== Dataset extract ==

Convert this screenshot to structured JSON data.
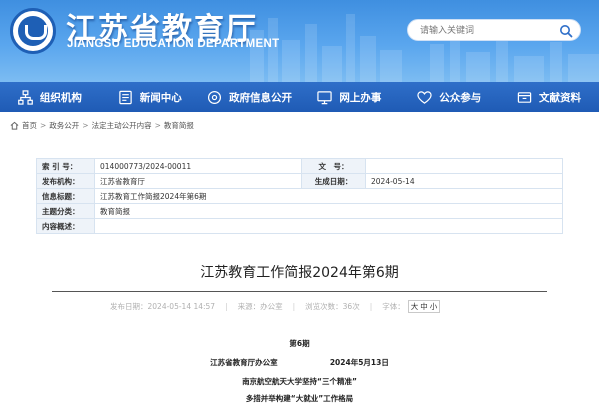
{
  "header": {
    "site_title": "江苏省教育厅",
    "site_subtitle": "JIANGSU EDUCATION DEPARTMENT",
    "search_placeholder": "请输入关键词",
    "brand_color": "#2f6fc9"
  },
  "nav": {
    "items": [
      {
        "label": "组织机构",
        "icon": "org-chart-icon"
      },
      {
        "label": "新闻中心",
        "icon": "news-icon"
      },
      {
        "label": "政府信息公开",
        "icon": "info-disclosure-icon"
      },
      {
        "label": "网上办事",
        "icon": "online-service-icon"
      },
      {
        "label": "公众参与",
        "icon": "public-participation-icon"
      },
      {
        "label": "文献资料",
        "icon": "documents-icon"
      }
    ]
  },
  "breadcrumb": {
    "items": [
      "首页",
      "政务公开",
      "法定主动公开内容",
      "教育简报"
    ],
    "separator": ">"
  },
  "info_table": {
    "index_label": "索 引 号：",
    "index_value": "014000773/2024-00011",
    "docno_label": "文　号：",
    "docno_value": "",
    "publisher_label": "发布机构：",
    "publisher_value": "江苏省教育厅",
    "date_label": "生成日期：",
    "date_value": "2024-05-14",
    "name_label": "信息标题：",
    "name_value": "江苏教育工作简报2024年第6期",
    "topic_label": "主题分类：",
    "topic_value": "教育简报",
    "summary_label": "内容概述：",
    "summary_value": ""
  },
  "article": {
    "title": "江苏教育工作简报2024年第6期",
    "meta_date": "发布日期：2024-05-14 14:57",
    "meta_source": "来源：办公室",
    "meta_views": "浏览次数：36次",
    "font_size_label": "字体：",
    "font_sizes": [
      "大",
      "中",
      "小"
    ],
    "lines": [
      "第6期",
      "江苏省教育厅办公室                    2024年5月13日",
      "南京航空航天大学坚持“三个精准”",
      "多措并举构建“大就业”工作格局"
    ]
  }
}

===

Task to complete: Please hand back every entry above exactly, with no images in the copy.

Answer:
Convert this screenshot to structured JSON data.
{
  "header": {
    "site_title": "江苏省教育厅",
    "site_subtitle": "JIANGSU EDUCATION DEPARTMENT",
    "search_placeholder": "请输入关键词",
    "brand_color": "#2f6fc9"
  },
  "nav": {
    "items": [
      {
        "label": "组织机构",
        "icon": "org-chart-icon"
      },
      {
        "label": "新闻中心",
        "icon": "news-icon"
      },
      {
        "label": "政府信息公开",
        "icon": "info-disclosure-icon"
      },
      {
        "label": "网上办事",
        "icon": "online-service-icon"
      },
      {
        "label": "公众参与",
        "icon": "public-participation-icon"
      },
      {
        "label": "文献资料",
        "icon": "documents-icon"
      }
    ]
  },
  "breadcrumb": {
    "items": [
      "首页",
      "政务公开",
      "法定主动公开内容",
      "教育简报"
    ],
    "separator": ">"
  },
  "info_table": {
    "index_label": "索 引 号：",
    "index_value": "014000773/2024-00011",
    "docno_label": "文　号：",
    "docno_value": "",
    "publisher_label": "发布机构：",
    "publisher_value": "江苏省教育厅",
    "date_label": "生成日期：",
    "date_value": "2024-05-14",
    "name_label": "信息标题：",
    "name_value": "江苏教育工作简报2024年第6期",
    "topic_label": "主题分类：",
    "topic_value": "教育简报",
    "summary_label": "内容概述：",
    "summary_value": ""
  },
  "article": {
    "title": "江苏教育工作简报2024年第6期",
    "meta_date": "发布日期：2024-05-14 14:57",
    "meta_source": "来源：办公室",
    "meta_views": "浏览次数：36次",
    "font_size_label": "字体：",
    "font_sizes": [
      "大",
      "中",
      "小"
    ],
    "lines": [
      "第6期",
      "江苏省教育厅办公室                    2024年5月13日",
      "南京航空航天大学坚持“三个精准”",
      "多措并举构建“大就业”工作格局"
    ]
  }
}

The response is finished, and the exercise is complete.